We’re all working harder these days to keep up with the extra work and pressure. Sometimes when night falls and you close your eyes, it’s tough to fall asleep.
I don’t know about you, but over the last few nights, my head has hit the pillow and I’ve been thinking about heptagrams.
In case you forgot your high school geometry, a heptagram is a 7-pointed star. The one that has kept me up at night comes from Seth Godin, and it speaks volumes about why brands succeed and why they fail:
Seth’s geometric explanation for why campaigns and initiatives work – or don’t – should generate a lot of nods from those who read this blog.
Oftentimes, we do our research, put together action plans, and craft strategies – only to see campaigns or initiatives fall short or fail.
That’s where the various points on this nasty heptagram come into play. They help to explain why things blow up. The lack of desire to really make it happen on the part of some of the key players, a shortage of persistence that shrinks our bigness, the rampant role of fear, and of course, lousy execution.
As Seth points out, the best laid plans of strategists and tacticians often go awry because of organizational breakdowns. While he includes “strategy” and “tactics” on the heptagram, note that “marketing dollars” (or the lack thereof) isn’t one of his seven points that lead to failure.
Take a hard look at a recent disappointment or inability to maximize success and I’m betting that some of Seth’s heptagramic screw-ups come into play – even if you’ve done a perceptual research study, a music test, and you’re giving away iPads three times a day.
The fine line between success and failure is often due to factors that are difficult to quantify, but they can limit and minimize success in a myriad of ways.
That’s why this geometry solution may be the best thing you can pass along to your team.
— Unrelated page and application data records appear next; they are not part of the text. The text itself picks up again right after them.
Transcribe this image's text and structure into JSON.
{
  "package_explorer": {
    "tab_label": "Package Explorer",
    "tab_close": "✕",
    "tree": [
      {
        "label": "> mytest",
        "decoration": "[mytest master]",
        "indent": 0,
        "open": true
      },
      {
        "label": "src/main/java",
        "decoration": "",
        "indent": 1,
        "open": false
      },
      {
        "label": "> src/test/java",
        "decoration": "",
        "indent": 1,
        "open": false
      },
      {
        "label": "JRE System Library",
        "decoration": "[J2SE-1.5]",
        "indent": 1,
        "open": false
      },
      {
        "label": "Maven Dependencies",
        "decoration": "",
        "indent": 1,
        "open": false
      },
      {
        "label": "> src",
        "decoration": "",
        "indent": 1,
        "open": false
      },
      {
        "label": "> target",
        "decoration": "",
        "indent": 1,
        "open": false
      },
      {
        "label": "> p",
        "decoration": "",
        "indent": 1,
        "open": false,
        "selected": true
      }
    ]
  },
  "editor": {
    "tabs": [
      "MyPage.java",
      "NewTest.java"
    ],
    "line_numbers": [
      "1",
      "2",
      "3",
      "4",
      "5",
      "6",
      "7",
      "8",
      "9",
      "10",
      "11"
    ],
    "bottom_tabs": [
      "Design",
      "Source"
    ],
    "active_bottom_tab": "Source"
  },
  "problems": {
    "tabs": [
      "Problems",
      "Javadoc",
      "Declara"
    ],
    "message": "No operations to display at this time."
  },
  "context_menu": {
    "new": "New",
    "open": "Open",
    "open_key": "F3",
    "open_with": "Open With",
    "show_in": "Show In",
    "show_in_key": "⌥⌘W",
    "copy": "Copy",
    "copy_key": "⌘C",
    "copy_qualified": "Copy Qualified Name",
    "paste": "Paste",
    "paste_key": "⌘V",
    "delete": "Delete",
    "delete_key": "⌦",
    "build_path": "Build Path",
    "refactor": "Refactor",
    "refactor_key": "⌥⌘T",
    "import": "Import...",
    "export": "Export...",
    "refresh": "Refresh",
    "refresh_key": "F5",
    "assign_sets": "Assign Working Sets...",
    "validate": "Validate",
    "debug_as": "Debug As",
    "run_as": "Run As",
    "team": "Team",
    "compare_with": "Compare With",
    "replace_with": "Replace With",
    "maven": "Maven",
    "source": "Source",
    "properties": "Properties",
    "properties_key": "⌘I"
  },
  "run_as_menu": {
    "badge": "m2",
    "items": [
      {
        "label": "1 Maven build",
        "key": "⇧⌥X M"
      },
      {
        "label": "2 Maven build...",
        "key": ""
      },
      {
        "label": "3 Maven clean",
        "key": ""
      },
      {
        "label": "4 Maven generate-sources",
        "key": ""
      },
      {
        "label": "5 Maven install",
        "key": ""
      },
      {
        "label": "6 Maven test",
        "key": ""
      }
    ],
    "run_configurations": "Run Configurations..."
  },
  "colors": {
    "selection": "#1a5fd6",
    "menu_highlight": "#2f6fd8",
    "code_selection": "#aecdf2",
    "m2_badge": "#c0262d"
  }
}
And please don’t send me a “Trapezoid of Doom.”
Thanks to Keith Hastings for tipping me off to this great Seth Godin post.